Page and application data records
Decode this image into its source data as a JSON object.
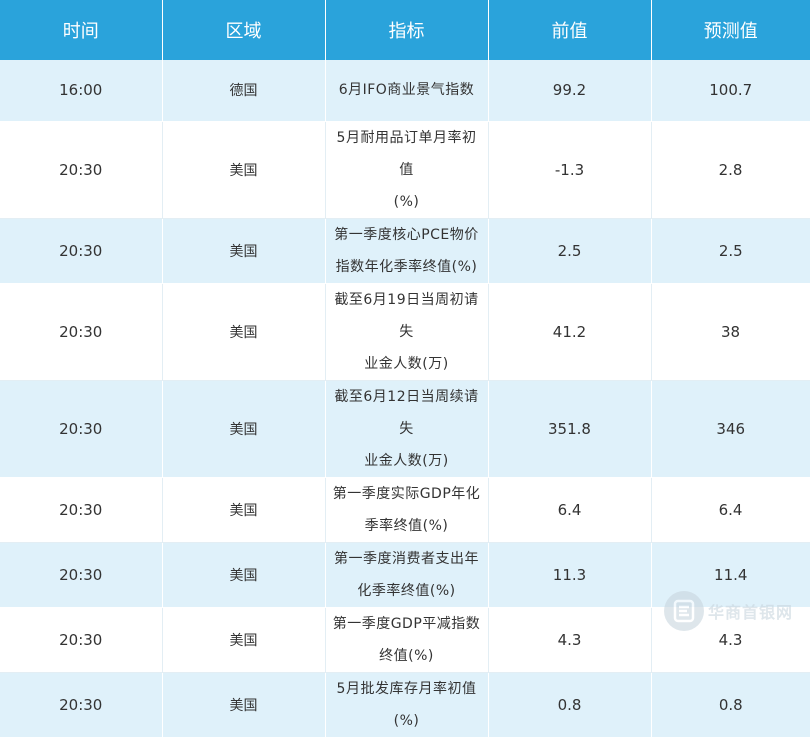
{
  "table": {
    "headers": {
      "time": "时间",
      "region": "区域",
      "indicator": "指标",
      "previous": "前值",
      "forecast": "预测值"
    },
    "rows": [
      {
        "time": "16:00",
        "region": "德国",
        "indicator_lines": [
          "6月IFO商业景气指数"
        ],
        "previous": "99.2",
        "forecast": "100.7"
      },
      {
        "time": "20:30",
        "region": "美国",
        "indicator_lines": [
          "5月耐用品订单月率初值",
          "(%)"
        ],
        "previous": "-1.3",
        "forecast": "2.8"
      },
      {
        "time": "20:30",
        "region": "美国",
        "indicator_lines": [
          "第一季度核心PCE物价",
          "指数年化季率终值(%)"
        ],
        "previous": "2.5",
        "forecast": "2.5"
      },
      {
        "time": "20:30",
        "region": "美国",
        "indicator_lines": [
          "截至6月19日当周初请失",
          "业金人数(万)"
        ],
        "previous": "41.2",
        "forecast": "38"
      },
      {
        "time": "20:30",
        "region": "美国",
        "indicator_lines": [
          "截至6月12日当周续请失",
          "业金人数(万)"
        ],
        "previous": "351.8",
        "forecast": "346"
      },
      {
        "time": "20:30",
        "region": "美国",
        "indicator_lines": [
          "第一季度实际GDP年化",
          "季率终值(%)"
        ],
        "previous": "6.4",
        "forecast": "6.4"
      },
      {
        "time": "20:30",
        "region": "美国",
        "indicator_lines": [
          "第一季度消费者支出年",
          "化季率终值(%)"
        ],
        "previous": "11.3",
        "forecast": "11.4"
      },
      {
        "time": "20:30",
        "region": "美国",
        "indicator_lines": [
          "第一季度GDP平减指数",
          "终值(%)"
        ],
        "previous": "4.3",
        "forecast": "4.3"
      },
      {
        "time": "20:30",
        "region": "美国",
        "indicator_lines": [
          "5月批发库存月率初值",
          "(%)"
        ],
        "previous": "0.8",
        "forecast": "0.8"
      }
    ]
  },
  "watermark": {
    "text": "华商首银网",
    "icon": "e-circle-logo-icon"
  },
  "colors": {
    "header_bg": "#2aa3db",
    "header_text": "#ffffff",
    "row_alt_bg": "#dff1fa",
    "row_bg": "#ffffff",
    "cell_text": "#333333"
  }
}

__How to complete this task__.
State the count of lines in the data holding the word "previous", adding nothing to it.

__Result__.
10